BEGIN

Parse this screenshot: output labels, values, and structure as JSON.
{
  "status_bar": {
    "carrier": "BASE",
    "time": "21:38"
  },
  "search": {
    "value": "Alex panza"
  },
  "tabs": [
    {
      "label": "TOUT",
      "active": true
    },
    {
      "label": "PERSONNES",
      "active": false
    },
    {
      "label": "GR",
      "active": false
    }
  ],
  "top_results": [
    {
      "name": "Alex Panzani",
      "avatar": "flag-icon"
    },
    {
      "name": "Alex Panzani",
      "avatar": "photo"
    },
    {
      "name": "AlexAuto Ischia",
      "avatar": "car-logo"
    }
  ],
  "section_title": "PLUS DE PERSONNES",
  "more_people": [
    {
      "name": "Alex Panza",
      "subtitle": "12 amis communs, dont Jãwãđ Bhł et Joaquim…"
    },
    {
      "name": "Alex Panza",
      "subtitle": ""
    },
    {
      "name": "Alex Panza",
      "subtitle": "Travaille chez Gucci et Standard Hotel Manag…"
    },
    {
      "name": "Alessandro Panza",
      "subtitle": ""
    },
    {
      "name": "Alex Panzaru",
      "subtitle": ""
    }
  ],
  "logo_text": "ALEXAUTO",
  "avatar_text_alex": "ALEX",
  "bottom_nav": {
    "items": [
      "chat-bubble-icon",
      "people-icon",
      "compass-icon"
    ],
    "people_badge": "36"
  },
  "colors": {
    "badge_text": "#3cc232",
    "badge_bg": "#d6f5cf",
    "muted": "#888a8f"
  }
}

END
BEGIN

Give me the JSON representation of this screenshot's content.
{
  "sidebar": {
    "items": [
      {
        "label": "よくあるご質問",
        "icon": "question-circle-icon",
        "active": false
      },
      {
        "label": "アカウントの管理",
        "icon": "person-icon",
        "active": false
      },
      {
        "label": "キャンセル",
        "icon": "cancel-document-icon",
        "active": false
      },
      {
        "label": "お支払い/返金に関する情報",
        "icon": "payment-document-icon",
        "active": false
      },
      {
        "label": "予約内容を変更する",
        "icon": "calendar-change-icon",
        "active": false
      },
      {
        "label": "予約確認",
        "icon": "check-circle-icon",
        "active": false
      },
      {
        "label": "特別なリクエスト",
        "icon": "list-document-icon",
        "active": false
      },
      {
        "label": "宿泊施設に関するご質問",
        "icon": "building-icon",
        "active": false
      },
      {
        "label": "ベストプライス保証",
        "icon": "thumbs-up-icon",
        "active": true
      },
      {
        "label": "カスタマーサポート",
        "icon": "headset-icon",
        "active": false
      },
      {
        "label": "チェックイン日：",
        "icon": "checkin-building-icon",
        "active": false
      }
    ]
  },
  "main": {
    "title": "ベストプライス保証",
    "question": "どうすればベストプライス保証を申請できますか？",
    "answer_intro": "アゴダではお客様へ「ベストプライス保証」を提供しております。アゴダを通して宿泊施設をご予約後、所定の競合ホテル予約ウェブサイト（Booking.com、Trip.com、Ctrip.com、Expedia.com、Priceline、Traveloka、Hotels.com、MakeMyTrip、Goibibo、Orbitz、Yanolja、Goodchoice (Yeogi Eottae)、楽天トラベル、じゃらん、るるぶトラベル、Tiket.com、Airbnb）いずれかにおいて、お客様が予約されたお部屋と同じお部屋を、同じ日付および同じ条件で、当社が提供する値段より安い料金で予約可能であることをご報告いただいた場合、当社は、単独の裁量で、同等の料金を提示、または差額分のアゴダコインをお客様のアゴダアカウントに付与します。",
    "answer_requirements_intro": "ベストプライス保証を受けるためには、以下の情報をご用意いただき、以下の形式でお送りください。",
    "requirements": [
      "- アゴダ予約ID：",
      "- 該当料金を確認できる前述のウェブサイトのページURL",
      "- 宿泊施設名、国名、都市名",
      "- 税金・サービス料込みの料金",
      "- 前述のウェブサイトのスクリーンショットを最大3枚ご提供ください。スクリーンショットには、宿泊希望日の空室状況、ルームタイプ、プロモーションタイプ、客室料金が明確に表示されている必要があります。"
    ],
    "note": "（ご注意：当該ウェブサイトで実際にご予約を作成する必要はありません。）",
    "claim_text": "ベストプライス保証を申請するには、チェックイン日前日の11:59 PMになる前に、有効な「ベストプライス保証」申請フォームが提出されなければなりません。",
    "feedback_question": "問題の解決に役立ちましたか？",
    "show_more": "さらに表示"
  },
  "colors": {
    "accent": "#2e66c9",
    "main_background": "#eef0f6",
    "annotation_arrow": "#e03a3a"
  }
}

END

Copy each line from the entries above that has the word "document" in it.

## WRITTEN REPLY:
        "icon": "cancel-document-icon",
        "icon": "payment-document-icon",
        "icon": "list-document-icon",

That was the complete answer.